Analysis/ Operating Principles
Evaluation/ Complete Theory
Knowledge, Skills, and Attitudes (KSA) Indicators
Performs competency quickly and accurately. Instructs others how to do the competency.
Performs all parts of the competency. Needs only a spot check of completed work.
Performs most parts of the competency. Needs help only on hardest parts.
Performs simple parts of the competency. Needs to be told or shown how to do most of the competency.
Knowledge of Skills
Predicts, isolates, and resolves problems about the competency.
Identifies why and when the competency must be done and why each step is needed.
Determines step-by-step procedures for doing the competency.
Names parts, tools, and simple facts about the competency.
Evaluates conditions and makes proper decisions about the subject.
Analyzes facts and principles and draws conclusions about the subject.
Identifies relationship of basic facts and states general principles about the subject.
Identifies basic facts and terms about the subject.
Characterization by Value
Acting consistently with the new value
Integrating a new value into one's general set of values, giving it some ranking among one's general priorities
Showing some definite involvement or commitment
Showing some new behaviors as a result of experience
Being aware of or attending to something in the environment
Alpha Scale Values - Any item with an upper case letter (A, B, C, D) by itself is taught as general information on a topic. This information may be related to the competency or encompass multiple competencies. Examples might include mathematical computations or knowledge of principles such as Ohm’s Law.
A lower case letter indicates a level of ”Knowledge of Skills." Individuals are taught information pertaining to performing a competency . These may be indicated alone or in conjunction with a numerical scale value. A lower case letter by itself indicates the individual is not required to perform the task-just know about the task. (example: Can state or explain procedures for doing a task).
Numerical Scale Values - The numbers reflect the levels the individual will be able to perform a competency. Number values are always accompanied by lower case letters (i.e. 1a, 2b, 3c...etc.) in order to specify the level of knowledge of skills associated with the competency.

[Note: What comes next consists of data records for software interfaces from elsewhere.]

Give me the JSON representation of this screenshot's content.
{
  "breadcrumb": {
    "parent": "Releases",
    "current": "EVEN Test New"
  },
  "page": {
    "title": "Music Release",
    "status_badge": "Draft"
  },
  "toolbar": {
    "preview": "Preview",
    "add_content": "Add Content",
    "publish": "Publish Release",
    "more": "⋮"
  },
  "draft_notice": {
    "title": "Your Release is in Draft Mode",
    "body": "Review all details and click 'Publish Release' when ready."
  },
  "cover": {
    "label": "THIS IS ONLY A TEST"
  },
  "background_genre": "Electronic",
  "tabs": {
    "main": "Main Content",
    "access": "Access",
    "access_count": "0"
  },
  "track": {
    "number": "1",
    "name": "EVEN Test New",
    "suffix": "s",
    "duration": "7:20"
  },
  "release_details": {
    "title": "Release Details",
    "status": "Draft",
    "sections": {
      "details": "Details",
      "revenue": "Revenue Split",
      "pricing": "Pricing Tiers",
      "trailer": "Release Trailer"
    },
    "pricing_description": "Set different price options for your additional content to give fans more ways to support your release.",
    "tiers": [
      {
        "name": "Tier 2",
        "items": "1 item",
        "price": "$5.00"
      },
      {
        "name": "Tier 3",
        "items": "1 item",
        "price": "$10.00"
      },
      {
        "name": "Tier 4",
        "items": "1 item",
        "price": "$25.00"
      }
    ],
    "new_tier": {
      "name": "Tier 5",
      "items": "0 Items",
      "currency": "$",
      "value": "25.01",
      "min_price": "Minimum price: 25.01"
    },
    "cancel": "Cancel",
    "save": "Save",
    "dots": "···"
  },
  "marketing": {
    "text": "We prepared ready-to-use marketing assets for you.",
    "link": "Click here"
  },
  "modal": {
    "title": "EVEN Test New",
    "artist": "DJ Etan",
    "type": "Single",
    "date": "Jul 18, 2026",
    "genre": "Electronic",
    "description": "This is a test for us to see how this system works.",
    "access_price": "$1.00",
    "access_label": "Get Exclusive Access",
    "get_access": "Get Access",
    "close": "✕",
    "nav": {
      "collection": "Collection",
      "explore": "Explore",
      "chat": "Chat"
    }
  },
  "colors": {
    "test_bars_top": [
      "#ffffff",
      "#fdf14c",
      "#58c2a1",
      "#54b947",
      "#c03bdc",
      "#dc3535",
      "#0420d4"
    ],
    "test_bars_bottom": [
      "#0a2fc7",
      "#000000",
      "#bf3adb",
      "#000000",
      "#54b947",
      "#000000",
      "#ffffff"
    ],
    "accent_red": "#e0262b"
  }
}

Example: An individual with a competency with a scale indicator of 3b has received training of knowledge of skills whereby he or she can determine the correct procedures and perform with limited supervision; only requiring evaluation of the finished product or procedure.
Asterisk items indicate desired affective domain levels and are used to indicate the desired level for a given competency. They may be used independently or with other indicators (i.e. 1a-*1, 2c-*3). If used with another indicator, separate with a hyphen.
NOTE: Codes indicate terminal values.